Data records
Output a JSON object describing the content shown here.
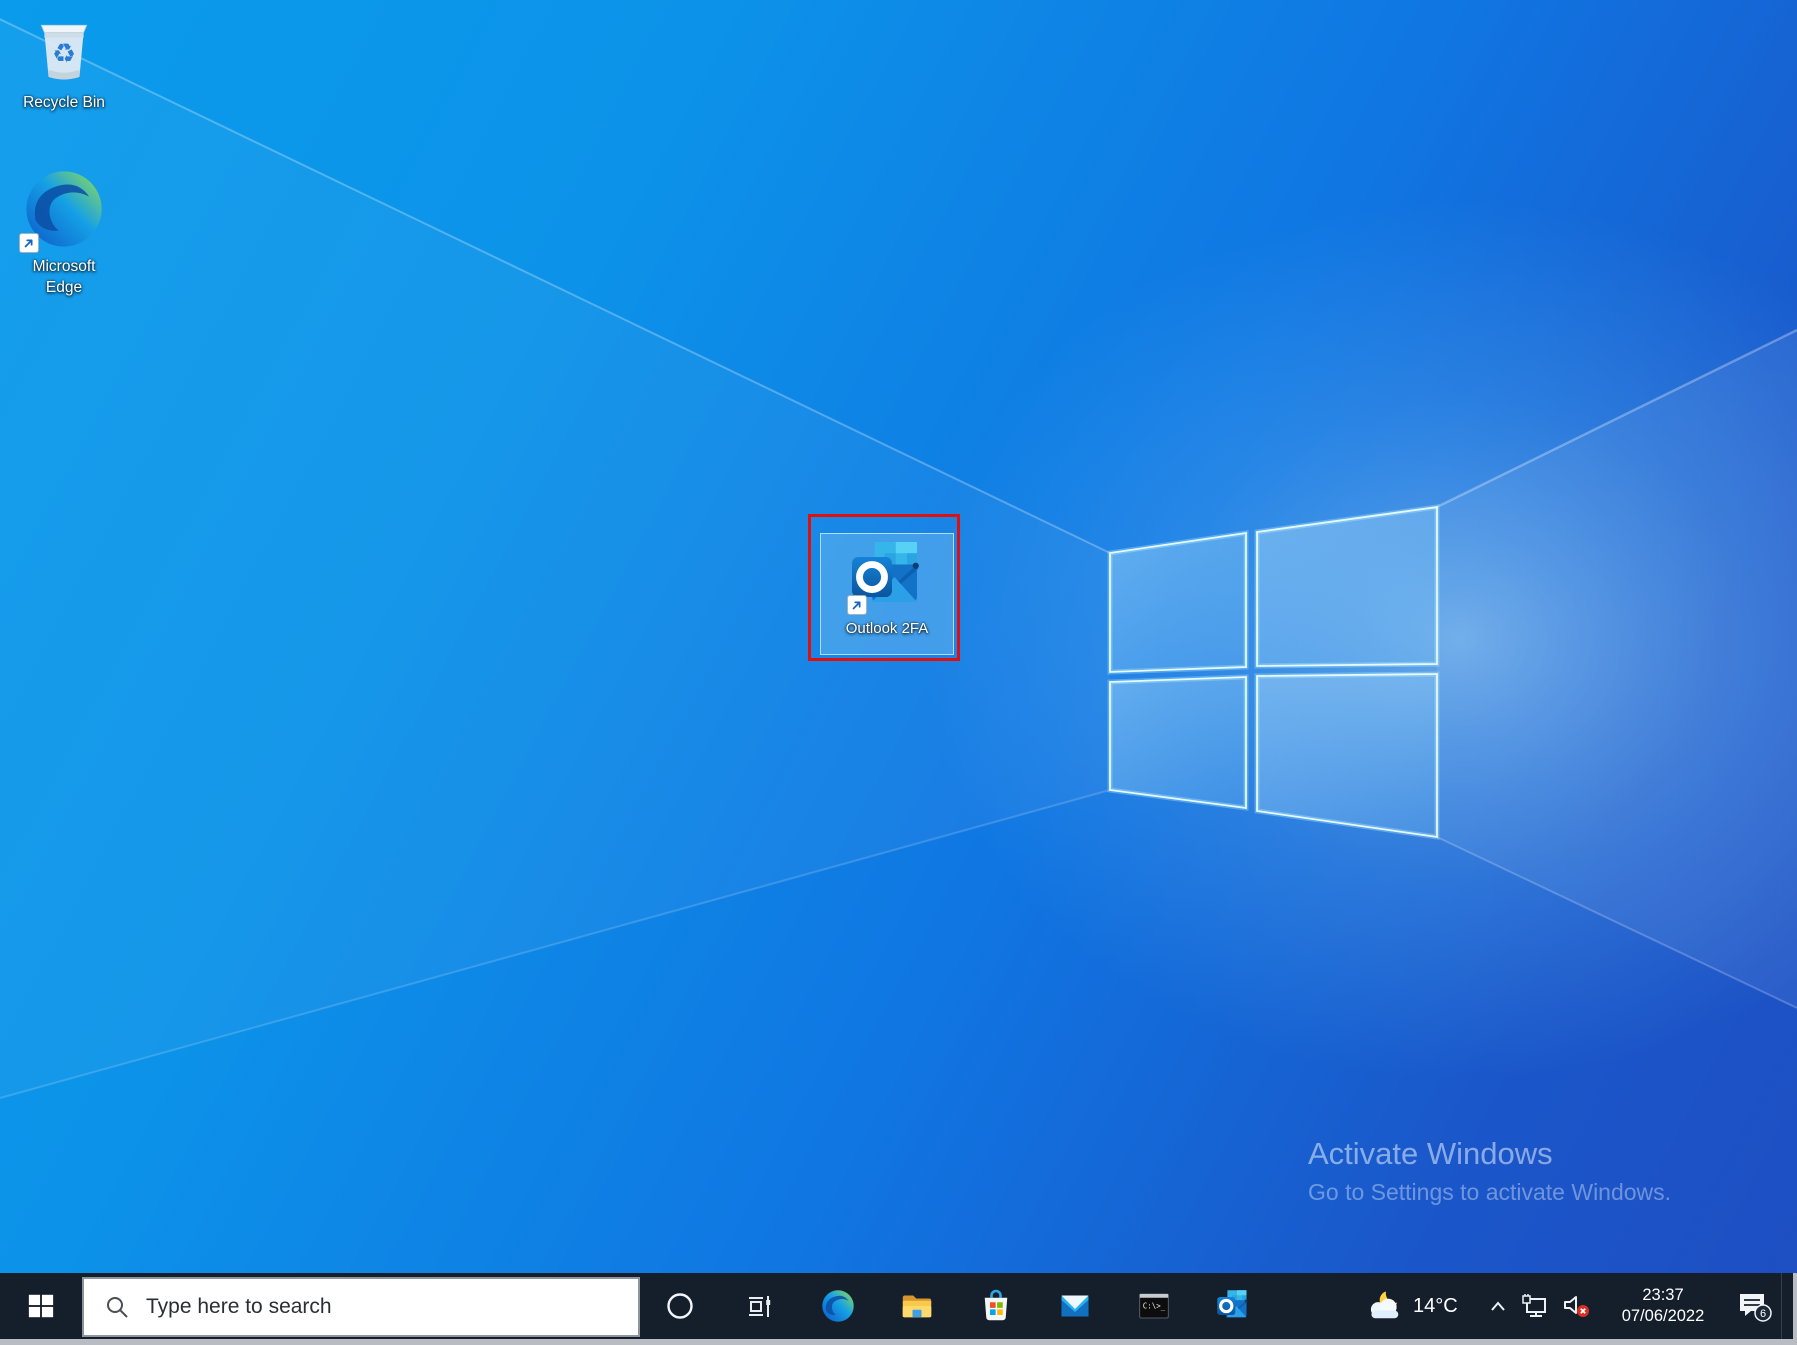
{
  "desktop": {
    "icons": [
      {
        "label": "Recycle Bin"
      },
      {
        "label": "Microsoft Edge"
      },
      {
        "label": "Outlook 2FA",
        "selected": true,
        "annotation": "red-highlight-box"
      }
    ],
    "watermark": {
      "title": "Activate Windows",
      "subtitle": "Go to Settings to activate Windows."
    }
  },
  "taskbar": {
    "search": {
      "placeholder": "Type here to search",
      "icon": "search-icon"
    },
    "buttons": [
      {
        "icon": "cortana-circle-icon"
      },
      {
        "icon": "task-view-icon"
      },
      {
        "icon": "edge-icon"
      },
      {
        "icon": "file-explorer-folder-icon"
      },
      {
        "icon": "microsoft-store-icon"
      },
      {
        "icon": "mail-icon"
      },
      {
        "icon": "command-prompt-icon"
      },
      {
        "icon": "outlook-icon"
      }
    ],
    "tray": {
      "weather_icon": "partly-cloudy-night-icon",
      "temperature": "14°C",
      "network_icon": "ethernet-icon",
      "volume_icon": "volume-muted-icon",
      "time": "23:37",
      "date": "07/06/2022",
      "notification_count": "6"
    }
  },
  "colors": {
    "annotation_red": "#e01010",
    "selection_fill": "rgba(125,196,240,0.42)",
    "taskbar_bg": "#151f2c",
    "wallpaper_top_left": "#0a9bec",
    "wallpaper_bottom_right": "#1e4ec2"
  }
}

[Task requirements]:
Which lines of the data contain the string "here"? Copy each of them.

[Answer box]:
Output a JSON object describing the content shown here.
      "placeholder": "Type here to search",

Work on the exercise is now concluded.